■ Exercise instructions ■
This exercise asks for every line of the material that includes the word "WebRoot".

■ Material provided ■
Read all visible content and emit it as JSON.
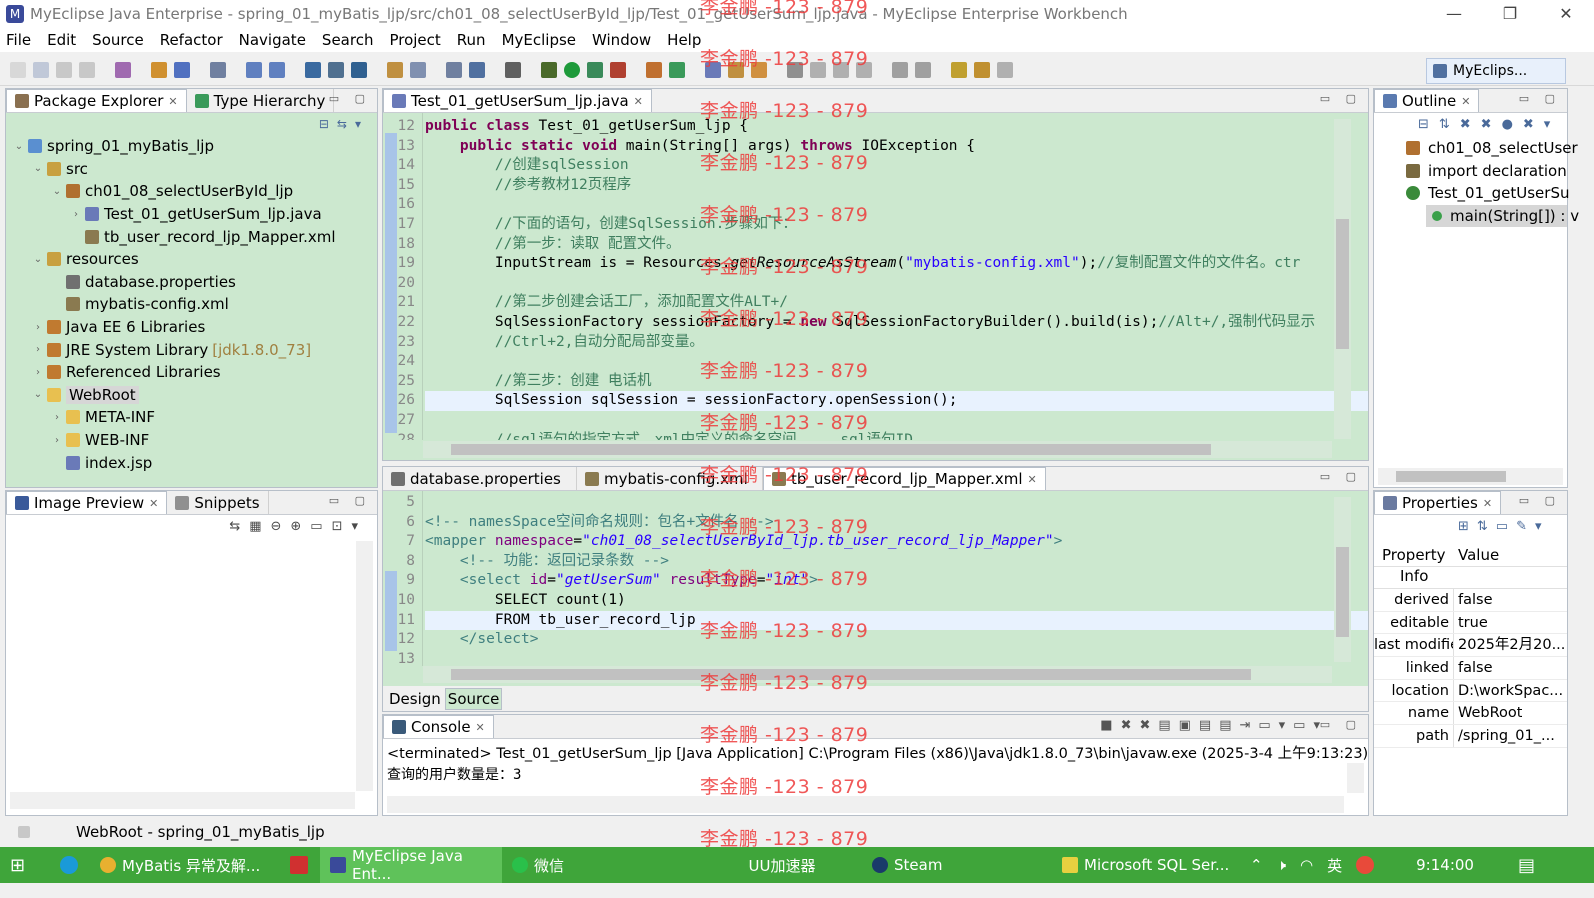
{
  "window": {
    "title": "MyEclipse Java Enterprise - spring_01_myBatis_ljp/src/ch01_08_selectUserById_ljp/Test_01_getUserSum_ljp.java - MyEclipse Enterprise Workbench"
  },
  "menu": [
    "File",
    "Edit",
    "Source",
    "Refactor",
    "Navigate",
    "Search",
    "Project",
    "Run",
    "MyEclipse",
    "Window",
    "Help"
  ],
  "perspective": {
    "label": "MyEclips..."
  },
  "package_explorer": {
    "tabs": [
      "Package Explorer",
      "Type Hierarchy"
    ],
    "tree": [
      {
        "label": "spring_01_myBatis_ljp",
        "indent": 0,
        "arrow": "v",
        "icon": "#5a8fd0"
      },
      {
        "label": "src",
        "indent": 1,
        "arrow": "v",
        "icon": "#c8a040"
      },
      {
        "label": "ch01_08_selectUserById_ljp",
        "indent": 2,
        "arrow": "v",
        "icon": "#b07030"
      },
      {
        "label": "Test_01_getUserSum_ljp.java",
        "indent": 3,
        "arrow": ">",
        "icon": "#6a7ab8"
      },
      {
        "label": "tb_user_record_ljp_Mapper.xml",
        "indent": 3,
        "arrow": "",
        "icon": "#8a7a50"
      },
      {
        "label": "resources",
        "indent": 1,
        "arrow": "v",
        "icon": "#c8a040"
      },
      {
        "label": "database.properties",
        "indent": 2,
        "arrow": "",
        "icon": "#707070"
      },
      {
        "label": "mybatis-config.xml",
        "indent": 2,
        "arrow": "",
        "icon": "#8a7a50"
      },
      {
        "label": "Java EE 6 Libraries",
        "indent": 1,
        "arrow": ">",
        "icon": "#c07a30"
      },
      {
        "label": "JRE System Library",
        "suffix": "[jdk1.8.0_73]",
        "indent": 1,
        "arrow": ">",
        "icon": "#c07a30"
      },
      {
        "label": "Referenced Libraries",
        "indent": 1,
        "arrow": ">",
        "icon": "#c07a30"
      },
      {
        "label": "WebRoot",
        "indent": 1,
        "arrow": "v",
        "icon": "#e8c050",
        "selected": true
      },
      {
        "label": "META-INF",
        "indent": 2,
        "arrow": ">",
        "icon": "#e8c050"
      },
      {
        "label": "WEB-INF",
        "indent": 2,
        "arrow": ">",
        "icon": "#e8c050"
      },
      {
        "label": "index.jsp",
        "indent": 2,
        "arrow": "",
        "icon": "#6a7ab8"
      }
    ]
  },
  "image_preview": {
    "tabs": [
      "Image Preview",
      "Snippets"
    ]
  },
  "editor_java": {
    "tab": "Test_01_getUserSum_ljp.java",
    "lines": [
      {
        "n": "12",
        "html": "<span class=\"kw\">public class</span> Test_01_getUserSum_ljp {"
      },
      {
        "n": "13",
        "html": "    <span class=\"kw\">public static void</span> main(String[] args) <span class=\"kw\">throws</span> IOException {"
      },
      {
        "n": "14",
        "html": "        <span class=\"cm\">//创建sqlSession</span>"
      },
      {
        "n": "15",
        "html": "        <span class=\"cm\">//参考教材12页程序</span>"
      },
      {
        "n": "16",
        "html": ""
      },
      {
        "n": "17",
        "html": "        <span class=\"cm\">//下面的语句，创建SqlSession.步骤如下：</span>"
      },
      {
        "n": "18",
        "html": "        <span class=\"cm\">//第一步：读取 配置文件。</span>"
      },
      {
        "n": "19",
        "html": "        InputStream is = Resources.<i>getResourceAsStream</i>(<span class=\"str\">\"mybatis-config.xml\"</span>);<span class=\"cm\">//复制配置文件的文件名。ctr</span>"
      },
      {
        "n": "20",
        "html": ""
      },
      {
        "n": "21",
        "html": "        <span class=\"cm\">//第二步创建会话工厂，添加配置文件ALT+/</span>"
      },
      {
        "n": "22",
        "html": "        SqlSessionFactory sessionFactory = <span class=\"kw\">new</span> SqlSessionFactoryBuilder().build(is);<span class=\"cm\">//Alt+/,强制代码显示</span>"
      },
      {
        "n": "23",
        "html": "        <span class=\"cm\">//Ctrl+2,自动分配局部变量。</span>"
      },
      {
        "n": "24",
        "html": ""
      },
      {
        "n": "25",
        "html": "        <span class=\"cm\">//第三步：创建 电话机</span>"
      },
      {
        "n": "26",
        "html": "        SqlSession sqlSession = sessionFactory.openSession();",
        "hl": true
      },
      {
        "n": "27",
        "html": ""
      },
      {
        "n": "28",
        "html": "        <span class=\"cm\">//sql语句的指定方式，xml中定义的命名空间.....sql语句ID</span>"
      }
    ]
  },
  "editor_xml": {
    "tabs": [
      "database.properties",
      "mybatis-config.xml",
      "tb_user_record_ljp_Mapper.xml"
    ],
    "lines": [
      {
        "n": "5",
        "html": ""
      },
      {
        "n": "6",
        "html": "<span class=\"tag\">&lt;!-- namesSpace空间命名规则：包名+文件名 --&gt;</span>"
      },
      {
        "n": "7",
        "html": "<span class=\"tag\">&lt;mapper</span> <span class=\"attr\">namespace</span>=<span class=\"aval\">\"ch01_08_selectUserById_ljp.tb_user_record_ljp_Mapper\"</span><span class=\"tag\">&gt;</span>"
      },
      {
        "n": "8",
        "html": "    <span class=\"tag\">&lt;!-- 功能：返回记录条数 --&gt;</span>"
      },
      {
        "n": "9",
        "html": "    <span class=\"tag\">&lt;select</span> <span class=\"attr\">id</span>=<span class=\"aval\">\"getUserSum\"</span> <span class=\"attr\">resultType</span>=<span class=\"aval\">\"int\"</span><span class=\"tag\">&gt;</span>"
      },
      {
        "n": "10",
        "html": "        SELECT count(1)"
      },
      {
        "n": "11",
        "html": "        FROM tb_user_record_ljp",
        "hl": true
      },
      {
        "n": "12",
        "html": "    <span class=\"tag\">&lt;/select&gt;</span>"
      },
      {
        "n": "13",
        "html": ""
      }
    ],
    "bottom_tabs": [
      "Design",
      "Source"
    ]
  },
  "console": {
    "tab": "Console",
    "terminated": "<terminated> Test_01_getUserSum_ljp [Java Application] C:\\Program Files (x86)\\Java\\jdk1.8.0_73\\bin\\javaw.exe (2025-3-4 上午9:13:23)",
    "output": "查询的用户数量是：3"
  },
  "outline": {
    "tab": "Outline",
    "items": [
      "ch01_08_selectUser",
      "import declaration",
      "Test_01_getUserSu",
      "main(String[]) : v"
    ]
  },
  "properties": {
    "tab": "Properties",
    "header_key": "Property",
    "header_value": "Value",
    "info": "Info",
    "rows": [
      {
        "k": "derived",
        "v": "false"
      },
      {
        "k": "editable",
        "v": "true"
      },
      {
        "k": "last modified",
        "v": "2025年2月20..."
      },
      {
        "k": "linked",
        "v": "false"
      },
      {
        "k": "location",
        "v": "D:\\workSpac..."
      },
      {
        "k": "name",
        "v": "WebRoot"
      },
      {
        "k": "path",
        "v": "/spring_01_..."
      }
    ]
  },
  "statusbar": {
    "text": "WebRoot - spring_01_myBatis_ljp"
  },
  "watermark": "李金鹏 -123 - 879",
  "taskbar": {
    "items": [
      "MyBatis 异常及解...",
      "MyEclipse Java Ent...",
      "微信",
      "UU加速器",
      "Steam",
      "Microsoft SQL Ser..."
    ],
    "ime": "英",
    "clock": "9:14:00"
  },
  "colors": {
    "editor_bg": "#cce8cf",
    "keyword": "#7f0055",
    "comment": "#3f7f5f",
    "string": "#2a00ff",
    "watermark": "#ee3b3b",
    "taskbar": "#3fa53a"
  }
}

■ Reply ■
        "label": "WebRoot",
        "v": "WebRoot"
    "text": "WebRoot - spring_01_myBatis_ljp"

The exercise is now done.